When the Bode-Museum was first established, it was originally devised as a museum for the exhibition of paintings and sculptures. In addition, rooms were designed for the Numismatic Collection and the Islamic Museum. In GDR times, the museum came to house numerous collections, such as the Old Master Paintings, the Sculpture Collection, the Early Christian-Byzantine Collection, the Numismatic Collection, the Children’s Museum, as well as the exhibitions of the Egyptian Museum and the Museum of Prehistory and Early History.

Wilhelm von Bode’s Collection Concept

The exhibition rooms of the Bode-Museum are lavishly decorated, inspired by Italian Renaissance and Baroque. Wilhelm von Bode, the legendary director of the museum, had devised the building, which opened in 1904 under the name of the Kaiser-Friedrich-Museum, as a space for the Sculpture Collection and the Old Master Paintings. The ground floor, whose rooms are illuminated by incidental light from the sides, was mainly used for the presentation of sculptures and selected paintings. The impressive skylight-lit halls of the upper floor were primarily intended for the presentation of paintings. In contrast to the separation of genres that was customary at the time, sculpture and painting were combined in manifold ways in the cabinets on the Spree and Kupfergraben side of the building.

Joint Presentation of Painting and Sculpture

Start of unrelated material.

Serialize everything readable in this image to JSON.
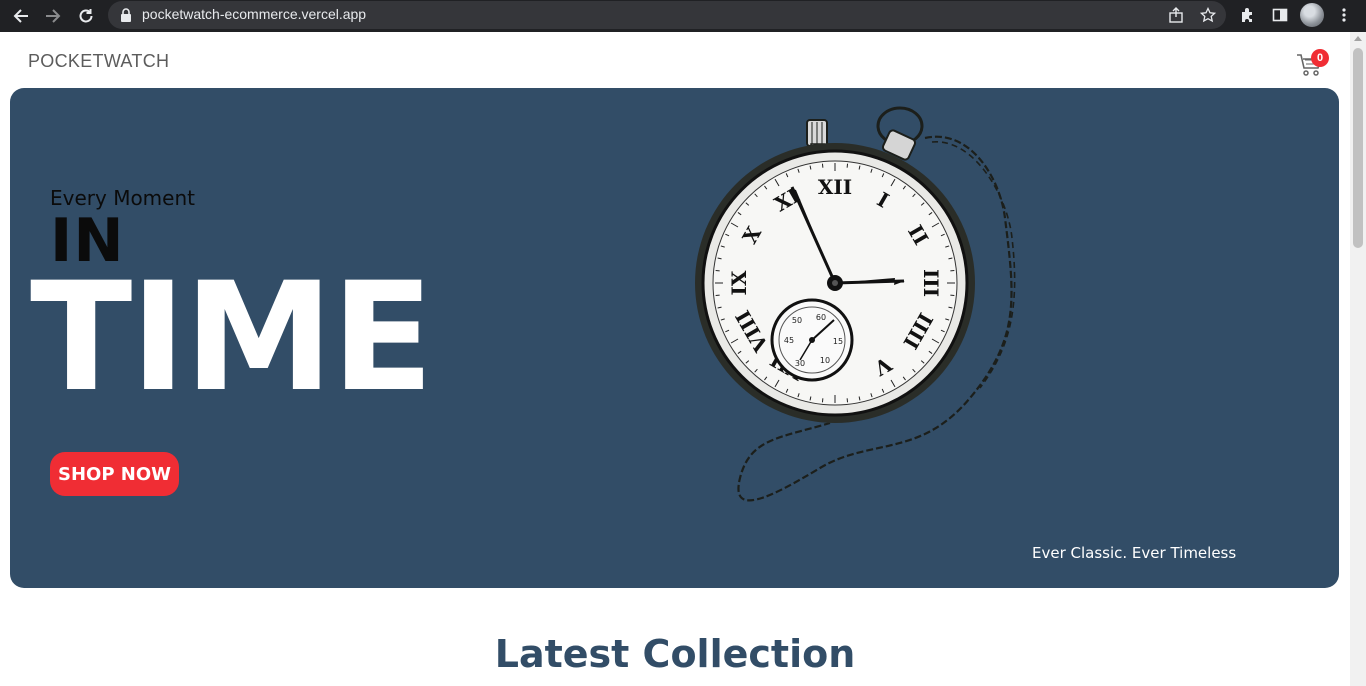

From the perspective of the Stiftung Preussischer Kulturbesitz and its museums, a joint presentation of the Sculpture Collection and Old Master Paintings would be an ideal solution today as well. Hence, the Foundation has proposed the idea to construct an extension building on the site of the Museum Courtyards opposite the Bode-Museum. This would allow for the exhibition of works of both the Old Master Paintings and the Sculpture Collection in dialogue with each other in an appropriate space. As long as this ideal solution cannot be realized, there will be more emphasis than before on exhibiting paintings in the Bode-Museum and establishing a dialogue between paintings and sculptures. That way, there will be at least glimpses of painting as a key medium in the development of European art in the context of the Museum Island.

Bode-Museum in 1905 (photograph) Bode-Museum in 1975 (photograph)

Historical Views

The magnificent building, which was first called the Kaiser-Friedrich-Museum, was constructed between 1898 and 1904. In 1956 it was renamed after its founder Wilhelm von Bode. Among other things, both cupolas suffered heavy damage during World War II. By 1951, repair of the World War II damage had made enough progress that it was possible to present exhibitions again. After several years of complete renovation the Bode-Museum was reopened in 2006.

Entrances to the Bode-Museum and the Archaeological Promenade (visualization)
© SPK / ART+COM, 2015

Entrances

The historical entrance to the Bode-Museum is located on the northern tip of the Museum Island between Spree and Kupfergraben. The bipartite Monbijoubrücke leads to the museum’s forecourt which once featured the equestrian statue of Emperor Friedrich III. From the entrance hall beneath the large cupola, visitors reach the Kameke Hall and the so-called Basilica. In the extension of this “golden axis” of the museum is the Small Cupola Hall which will also be accessible from the Archaeological Promenade. The latter will also connect the Bode-Museum directly with the new entrance building, the James-Simon-Galerie.

Cupolas of the Bode-Museum (visualization)
© SPK / ART+COM, 2012

Dates and Facts

  • Built: 1897-1904
  • Architect: Ernst Eberhard von Ihne
  • Opening: 1904 under the name of the Kaiser-Friedrich-Museum
  • World War II: heavy damage
  • From 1951 onward: restoration and renovation; until 1987 restoration of the interior rooms
  • 1956: renamed Bode-Museum
  • 1998: beginning of complete renovation, team of architects: Heinz Tesar / Atelier Christoph Fischer
  • 2000: approval of design plans and beginning of the construction work
  • 2004: partial opening of the Numismatic Collection
  • 2006: reopening of the building as a whole